REQUIREMENT
A full, word-for-word copy of the listing below is needed; leave the images out of it.

GIVEN DATA
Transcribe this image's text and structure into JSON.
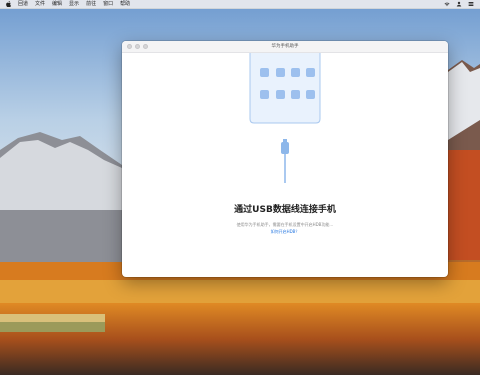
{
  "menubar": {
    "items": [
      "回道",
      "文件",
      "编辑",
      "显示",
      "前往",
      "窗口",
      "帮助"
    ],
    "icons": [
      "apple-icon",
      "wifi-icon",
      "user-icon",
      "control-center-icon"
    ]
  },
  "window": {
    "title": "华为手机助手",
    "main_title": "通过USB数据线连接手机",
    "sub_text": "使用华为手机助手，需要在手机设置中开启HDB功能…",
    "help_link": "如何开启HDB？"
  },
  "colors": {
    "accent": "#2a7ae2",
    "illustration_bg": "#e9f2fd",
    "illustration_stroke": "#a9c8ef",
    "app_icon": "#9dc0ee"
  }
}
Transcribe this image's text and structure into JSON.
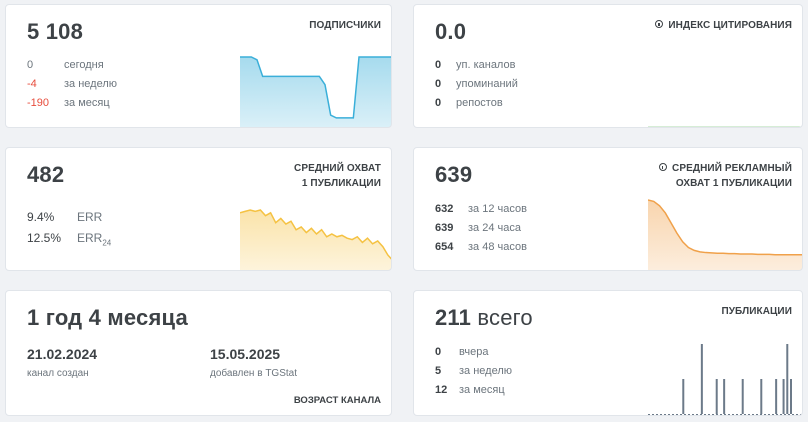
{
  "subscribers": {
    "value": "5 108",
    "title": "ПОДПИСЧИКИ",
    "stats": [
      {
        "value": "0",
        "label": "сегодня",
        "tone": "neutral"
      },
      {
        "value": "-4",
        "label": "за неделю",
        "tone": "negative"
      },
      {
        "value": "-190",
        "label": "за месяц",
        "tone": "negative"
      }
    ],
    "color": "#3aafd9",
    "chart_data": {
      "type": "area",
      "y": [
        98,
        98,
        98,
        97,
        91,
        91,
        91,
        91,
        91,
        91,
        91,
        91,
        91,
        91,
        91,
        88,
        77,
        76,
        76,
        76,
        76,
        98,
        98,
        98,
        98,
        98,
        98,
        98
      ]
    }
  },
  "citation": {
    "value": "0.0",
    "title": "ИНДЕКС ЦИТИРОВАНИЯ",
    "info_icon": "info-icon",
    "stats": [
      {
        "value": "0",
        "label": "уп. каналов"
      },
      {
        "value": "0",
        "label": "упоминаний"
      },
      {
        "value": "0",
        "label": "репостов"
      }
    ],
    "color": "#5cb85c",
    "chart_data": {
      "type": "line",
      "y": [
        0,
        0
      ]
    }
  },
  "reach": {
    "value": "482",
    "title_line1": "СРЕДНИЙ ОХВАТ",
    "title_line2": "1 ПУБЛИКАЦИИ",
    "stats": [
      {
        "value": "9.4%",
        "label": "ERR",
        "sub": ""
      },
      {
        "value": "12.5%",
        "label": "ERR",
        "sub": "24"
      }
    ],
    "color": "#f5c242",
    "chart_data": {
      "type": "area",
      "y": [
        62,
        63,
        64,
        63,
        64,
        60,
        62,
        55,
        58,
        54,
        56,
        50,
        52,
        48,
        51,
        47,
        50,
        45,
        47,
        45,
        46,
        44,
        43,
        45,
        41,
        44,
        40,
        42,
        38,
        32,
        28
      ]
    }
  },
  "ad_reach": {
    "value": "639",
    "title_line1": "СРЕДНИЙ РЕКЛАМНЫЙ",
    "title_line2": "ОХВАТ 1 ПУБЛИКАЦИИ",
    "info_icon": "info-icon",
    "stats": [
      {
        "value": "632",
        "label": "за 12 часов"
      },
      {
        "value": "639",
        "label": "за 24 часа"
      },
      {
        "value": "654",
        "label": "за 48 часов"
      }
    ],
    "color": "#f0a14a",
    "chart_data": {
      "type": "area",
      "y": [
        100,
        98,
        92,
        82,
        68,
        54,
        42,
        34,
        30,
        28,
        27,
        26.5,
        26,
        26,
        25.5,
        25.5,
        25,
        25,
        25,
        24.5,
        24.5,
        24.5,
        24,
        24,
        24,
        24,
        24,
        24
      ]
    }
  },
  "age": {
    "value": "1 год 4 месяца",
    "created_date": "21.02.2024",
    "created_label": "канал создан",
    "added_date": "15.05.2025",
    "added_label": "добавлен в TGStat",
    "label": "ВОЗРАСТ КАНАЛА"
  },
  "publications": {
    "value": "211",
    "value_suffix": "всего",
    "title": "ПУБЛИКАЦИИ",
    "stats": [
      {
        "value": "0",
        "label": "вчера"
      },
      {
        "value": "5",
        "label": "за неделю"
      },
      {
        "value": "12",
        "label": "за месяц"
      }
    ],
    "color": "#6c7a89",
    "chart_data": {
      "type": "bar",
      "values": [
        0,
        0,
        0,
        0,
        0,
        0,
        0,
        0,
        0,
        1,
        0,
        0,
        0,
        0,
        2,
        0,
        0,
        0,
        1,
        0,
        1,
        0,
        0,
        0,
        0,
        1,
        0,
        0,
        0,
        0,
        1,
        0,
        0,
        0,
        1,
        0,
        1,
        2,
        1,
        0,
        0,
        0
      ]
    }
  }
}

SOLUTION TO THIS EXERCISE
Transcribe this image's text and structure into JSON.
{
  "menubar": {
    "items": [
      "回道",
      "文件",
      "编辑",
      "显示",
      "前往",
      "窗口",
      "帮助"
    ],
    "icons": [
      "apple-icon",
      "wifi-icon",
      "user-icon",
      "control-center-icon"
    ]
  },
  "window": {
    "title": "华为手机助手",
    "main_title": "通过USB数据线连接手机",
    "sub_text": "使用华为手机助手，需要在手机设置中开启HDB功能…",
    "help_link": "如何开启HDB？"
  },
  "colors": {
    "accent": "#2a7ae2",
    "illustration_bg": "#e9f2fd",
    "illustration_stroke": "#a9c8ef",
    "app_icon": "#9dc0ee"
  }
}
Transcribe this image's text and structure into JSON.
{
  "subscribers": {
    "value": "5 108",
    "title": "ПОДПИСЧИКИ",
    "stats": [
      {
        "value": "0",
        "label": "сегодня",
        "tone": "neutral"
      },
      {
        "value": "-4",
        "label": "за неделю",
        "tone": "negative"
      },
      {
        "value": "-190",
        "label": "за месяц",
        "tone": "negative"
      }
    ],
    "color": "#3aafd9",
    "chart_data": {
      "type": "area",
      "y": [
        98,
        98,
        98,
        97,
        91,
        91,
        91,
        91,
        91,
        91,
        91,
        91,
        91,
        91,
        91,
        88,
        77,
        76,
        76,
        76,
        76,
        98,
        98,
        98,
        98,
        98,
        98,
        98
      ]
    }
  },
  "citation": {
    "value": "0.0",
    "title": "ИНДЕКС ЦИТИРОВАНИЯ",
    "info_icon": "info-icon",
    "stats": [
      {
        "value": "0",
        "label": "уп. каналов"
      },
      {
        "value": "0",
        "label": "упоминаний"
      },
      {
        "value": "0",
        "label": "репостов"
      }
    ],
    "color": "#5cb85c",
    "chart_data": {
      "type": "line",
      "y": [
        0,
        0
      ]
    }
  },
  "reach": {
    "value": "482",
    "title_line1": "СРЕДНИЙ ОХВАТ",
    "title_line2": "1 ПУБЛИКАЦИИ",
    "stats": [
      {
        "value": "9.4%",
        "label": "ERR",
        "sub": ""
      },
      {
        "value": "12.5%",
        "label": "ERR",
        "sub": "24"
      }
    ],
    "color": "#f5c242",
    "chart_data": {
      "type": "area",
      "y": [
        62,
        63,
        64,
        63,
        64,
        60,
        62,
        55,
        58,
        54,
        56,
        50,
        52,
        48,
        51,
        47,
        50,
        45,
        47,
        45,
        46,
        44,
        43,
        45,
        41,
        44,
        40,
        42,
        38,
        32,
        28
      ]
    }
  },
  "ad_reach": {
    "value": "639",
    "title_line1": "СРЕДНИЙ РЕКЛАМНЫЙ",
    "title_line2": "ОХВАТ 1 ПУБЛИКАЦИИ",
    "info_icon": "info-icon",
    "stats": [
      {
        "value": "632",
        "label": "за 12 часов"
      },
      {
        "value": "639",
        "label": "за 24 часа"
      },
      {
        "value": "654",
        "label": "за 48 часов"
      }
    ],
    "color": "#f0a14a",
    "chart_data": {
      "type": "area",
      "y": [
        100,
        98,
        92,
        82,
        68,
        54,
        42,
        34,
        30,
        28,
        27,
        26.5,
        26,
        26,
        25.5,
        25.5,
        25,
        25,
        25,
        24.5,
        24.5,
        24.5,
        24,
        24,
        24,
        24,
        24,
        24
      ]
    }
  },
  "age": {
    "value": "1 год 4 месяца",
    "created_date": "21.02.2024",
    "created_label": "канал создан",
    "added_date": "15.05.2025",
    "added_label": "добавлен в TGStat",
    "label": "ВОЗРАСТ КАНАЛА"
  },
  "publications": {
    "value": "211",
    "value_suffix": "всего",
    "title": "ПУБЛИКАЦИИ",
    "stats": [
      {
        "value": "0",
        "label": "вчера"
      },
      {
        "value": "5",
        "label": "за неделю"
      },
      {
        "value": "12",
        "label": "за месяц"
      }
    ],
    "color": "#6c7a89",
    "chart_data": {
      "type": "bar",
      "values": [
        0,
        0,
        0,
        0,
        0,
        0,
        0,
        0,
        0,
        1,
        0,
        0,
        0,
        0,
        2,
        0,
        0,
        0,
        1,
        0,
        1,
        0,
        0,
        0,
        0,
        1,
        0,
        0,
        0,
        0,
        1,
        0,
        0,
        0,
        1,
        0,
        1,
        2,
        1,
        0,
        0,
        0
      ]
    }
  }
}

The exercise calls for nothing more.